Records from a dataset
··········

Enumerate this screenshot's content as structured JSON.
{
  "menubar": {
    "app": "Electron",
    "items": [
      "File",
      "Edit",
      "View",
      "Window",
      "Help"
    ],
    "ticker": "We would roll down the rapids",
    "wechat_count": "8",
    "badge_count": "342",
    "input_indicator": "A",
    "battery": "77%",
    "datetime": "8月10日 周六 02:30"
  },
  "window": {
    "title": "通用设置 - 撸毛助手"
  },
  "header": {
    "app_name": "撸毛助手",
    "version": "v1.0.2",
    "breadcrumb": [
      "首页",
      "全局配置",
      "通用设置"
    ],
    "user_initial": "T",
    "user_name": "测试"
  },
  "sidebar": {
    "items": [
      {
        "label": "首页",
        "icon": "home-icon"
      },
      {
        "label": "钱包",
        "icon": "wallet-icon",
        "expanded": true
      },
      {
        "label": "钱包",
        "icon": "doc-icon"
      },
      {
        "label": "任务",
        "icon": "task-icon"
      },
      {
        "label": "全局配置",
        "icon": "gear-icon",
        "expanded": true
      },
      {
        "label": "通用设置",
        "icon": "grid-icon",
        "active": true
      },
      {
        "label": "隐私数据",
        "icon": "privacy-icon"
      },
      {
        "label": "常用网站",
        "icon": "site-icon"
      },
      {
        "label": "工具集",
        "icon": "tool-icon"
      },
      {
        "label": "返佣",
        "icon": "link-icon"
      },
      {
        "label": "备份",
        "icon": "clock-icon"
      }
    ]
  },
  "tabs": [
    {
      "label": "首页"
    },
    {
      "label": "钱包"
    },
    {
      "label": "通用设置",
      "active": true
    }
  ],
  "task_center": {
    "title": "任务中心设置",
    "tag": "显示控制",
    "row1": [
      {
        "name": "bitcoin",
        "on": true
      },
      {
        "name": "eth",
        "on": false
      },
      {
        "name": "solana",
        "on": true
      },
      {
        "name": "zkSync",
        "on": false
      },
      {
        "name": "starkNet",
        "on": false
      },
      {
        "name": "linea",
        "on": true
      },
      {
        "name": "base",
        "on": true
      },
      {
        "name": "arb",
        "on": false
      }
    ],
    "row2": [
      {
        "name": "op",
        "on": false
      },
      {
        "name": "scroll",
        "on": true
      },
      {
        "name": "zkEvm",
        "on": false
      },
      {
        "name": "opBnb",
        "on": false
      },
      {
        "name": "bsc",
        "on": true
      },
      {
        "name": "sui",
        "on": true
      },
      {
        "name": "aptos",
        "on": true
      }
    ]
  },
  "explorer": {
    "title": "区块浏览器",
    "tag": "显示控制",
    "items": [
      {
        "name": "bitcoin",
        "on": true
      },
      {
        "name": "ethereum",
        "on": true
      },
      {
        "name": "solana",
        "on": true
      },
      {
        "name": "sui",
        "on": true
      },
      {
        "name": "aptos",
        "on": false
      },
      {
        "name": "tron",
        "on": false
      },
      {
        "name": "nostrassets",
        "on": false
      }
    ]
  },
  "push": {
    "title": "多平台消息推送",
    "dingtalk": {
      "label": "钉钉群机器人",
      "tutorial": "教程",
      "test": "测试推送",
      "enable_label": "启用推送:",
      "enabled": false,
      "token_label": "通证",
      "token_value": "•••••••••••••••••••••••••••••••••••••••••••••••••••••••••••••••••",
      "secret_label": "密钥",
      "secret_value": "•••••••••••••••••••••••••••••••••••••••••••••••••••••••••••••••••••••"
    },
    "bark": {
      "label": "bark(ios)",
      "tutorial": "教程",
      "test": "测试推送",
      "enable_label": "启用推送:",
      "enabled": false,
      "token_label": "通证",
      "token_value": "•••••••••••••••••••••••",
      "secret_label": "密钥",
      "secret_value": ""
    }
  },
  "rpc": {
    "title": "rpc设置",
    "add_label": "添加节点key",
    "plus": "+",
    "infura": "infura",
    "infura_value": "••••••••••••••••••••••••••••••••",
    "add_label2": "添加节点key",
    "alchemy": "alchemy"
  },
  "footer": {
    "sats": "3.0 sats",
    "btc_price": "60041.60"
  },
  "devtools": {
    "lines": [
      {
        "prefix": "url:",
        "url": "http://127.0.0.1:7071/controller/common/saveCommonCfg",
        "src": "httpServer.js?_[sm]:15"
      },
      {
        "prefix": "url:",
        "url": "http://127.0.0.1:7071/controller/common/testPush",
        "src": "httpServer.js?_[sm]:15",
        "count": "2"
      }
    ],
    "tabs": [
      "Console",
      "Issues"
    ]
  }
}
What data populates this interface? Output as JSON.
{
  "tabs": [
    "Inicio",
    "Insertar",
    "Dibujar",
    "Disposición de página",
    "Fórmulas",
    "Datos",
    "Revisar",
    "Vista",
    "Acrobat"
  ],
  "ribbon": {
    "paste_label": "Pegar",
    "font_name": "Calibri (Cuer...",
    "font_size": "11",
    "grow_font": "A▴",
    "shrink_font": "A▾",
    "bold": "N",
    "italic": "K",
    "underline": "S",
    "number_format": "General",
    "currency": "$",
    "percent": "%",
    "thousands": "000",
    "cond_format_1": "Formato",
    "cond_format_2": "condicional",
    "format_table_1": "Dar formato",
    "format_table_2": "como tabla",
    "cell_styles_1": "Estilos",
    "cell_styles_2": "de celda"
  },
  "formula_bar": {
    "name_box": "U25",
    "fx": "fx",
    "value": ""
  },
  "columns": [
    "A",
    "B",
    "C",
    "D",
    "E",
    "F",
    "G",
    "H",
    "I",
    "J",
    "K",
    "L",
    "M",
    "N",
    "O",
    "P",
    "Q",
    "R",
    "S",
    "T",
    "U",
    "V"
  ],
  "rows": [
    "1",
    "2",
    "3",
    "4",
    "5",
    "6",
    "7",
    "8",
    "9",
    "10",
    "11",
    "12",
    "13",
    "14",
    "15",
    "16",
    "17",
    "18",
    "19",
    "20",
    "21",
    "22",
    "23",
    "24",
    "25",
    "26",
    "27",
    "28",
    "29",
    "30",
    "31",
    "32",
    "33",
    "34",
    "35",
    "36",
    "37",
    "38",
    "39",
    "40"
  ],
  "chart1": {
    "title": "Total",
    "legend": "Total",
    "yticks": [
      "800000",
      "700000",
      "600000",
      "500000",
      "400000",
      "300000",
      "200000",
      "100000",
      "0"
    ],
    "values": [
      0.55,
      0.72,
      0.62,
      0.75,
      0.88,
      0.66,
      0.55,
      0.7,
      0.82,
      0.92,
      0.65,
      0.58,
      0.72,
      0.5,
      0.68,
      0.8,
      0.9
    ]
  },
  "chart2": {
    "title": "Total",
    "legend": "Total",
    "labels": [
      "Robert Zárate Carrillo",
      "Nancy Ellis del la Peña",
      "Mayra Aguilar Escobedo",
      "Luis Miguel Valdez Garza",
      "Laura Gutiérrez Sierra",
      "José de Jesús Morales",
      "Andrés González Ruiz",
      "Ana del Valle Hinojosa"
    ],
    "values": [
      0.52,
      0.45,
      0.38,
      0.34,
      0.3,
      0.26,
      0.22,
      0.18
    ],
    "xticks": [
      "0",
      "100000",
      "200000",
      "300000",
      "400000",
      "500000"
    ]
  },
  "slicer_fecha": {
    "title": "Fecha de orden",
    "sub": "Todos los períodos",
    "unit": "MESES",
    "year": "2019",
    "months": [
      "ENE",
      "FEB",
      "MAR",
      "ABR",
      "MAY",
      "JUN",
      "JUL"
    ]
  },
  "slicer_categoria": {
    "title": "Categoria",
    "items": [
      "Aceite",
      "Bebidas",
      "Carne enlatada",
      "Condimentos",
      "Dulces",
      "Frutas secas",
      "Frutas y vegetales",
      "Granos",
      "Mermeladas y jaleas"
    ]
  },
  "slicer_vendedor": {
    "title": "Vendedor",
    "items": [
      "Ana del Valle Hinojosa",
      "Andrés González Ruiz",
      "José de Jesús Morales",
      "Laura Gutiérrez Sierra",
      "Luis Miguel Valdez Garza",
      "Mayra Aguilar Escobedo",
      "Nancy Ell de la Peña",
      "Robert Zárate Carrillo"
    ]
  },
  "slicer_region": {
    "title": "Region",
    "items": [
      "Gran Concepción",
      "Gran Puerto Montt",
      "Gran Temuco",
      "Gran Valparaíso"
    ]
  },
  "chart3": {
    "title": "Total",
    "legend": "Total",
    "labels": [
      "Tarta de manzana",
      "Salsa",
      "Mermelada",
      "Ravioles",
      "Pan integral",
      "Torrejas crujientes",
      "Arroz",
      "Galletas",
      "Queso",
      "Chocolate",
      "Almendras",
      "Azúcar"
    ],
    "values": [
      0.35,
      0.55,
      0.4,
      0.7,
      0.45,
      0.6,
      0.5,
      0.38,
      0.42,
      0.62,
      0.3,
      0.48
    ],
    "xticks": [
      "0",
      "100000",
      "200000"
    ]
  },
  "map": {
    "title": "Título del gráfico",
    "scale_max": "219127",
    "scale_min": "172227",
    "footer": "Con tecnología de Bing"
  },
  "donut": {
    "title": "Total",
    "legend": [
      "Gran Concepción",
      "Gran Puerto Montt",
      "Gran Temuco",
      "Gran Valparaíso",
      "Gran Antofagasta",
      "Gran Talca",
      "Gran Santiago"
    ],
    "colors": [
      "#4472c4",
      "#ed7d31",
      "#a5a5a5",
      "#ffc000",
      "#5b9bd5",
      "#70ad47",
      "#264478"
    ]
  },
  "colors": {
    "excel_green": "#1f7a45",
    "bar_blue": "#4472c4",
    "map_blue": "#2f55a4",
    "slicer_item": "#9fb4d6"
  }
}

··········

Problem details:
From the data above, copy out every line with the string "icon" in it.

Solved exercise:
        "icon": "home-icon"
        "icon": "wallet-icon",
        "icon": "doc-icon"
        "icon": "task-icon"
        "icon": "gear-icon",
        "icon": "grid-icon",
        "icon": "privacy-icon"
        "icon": "site-icon"
        "icon": "tool-icon"
        "icon": "link-icon"
        "icon": "clock-icon"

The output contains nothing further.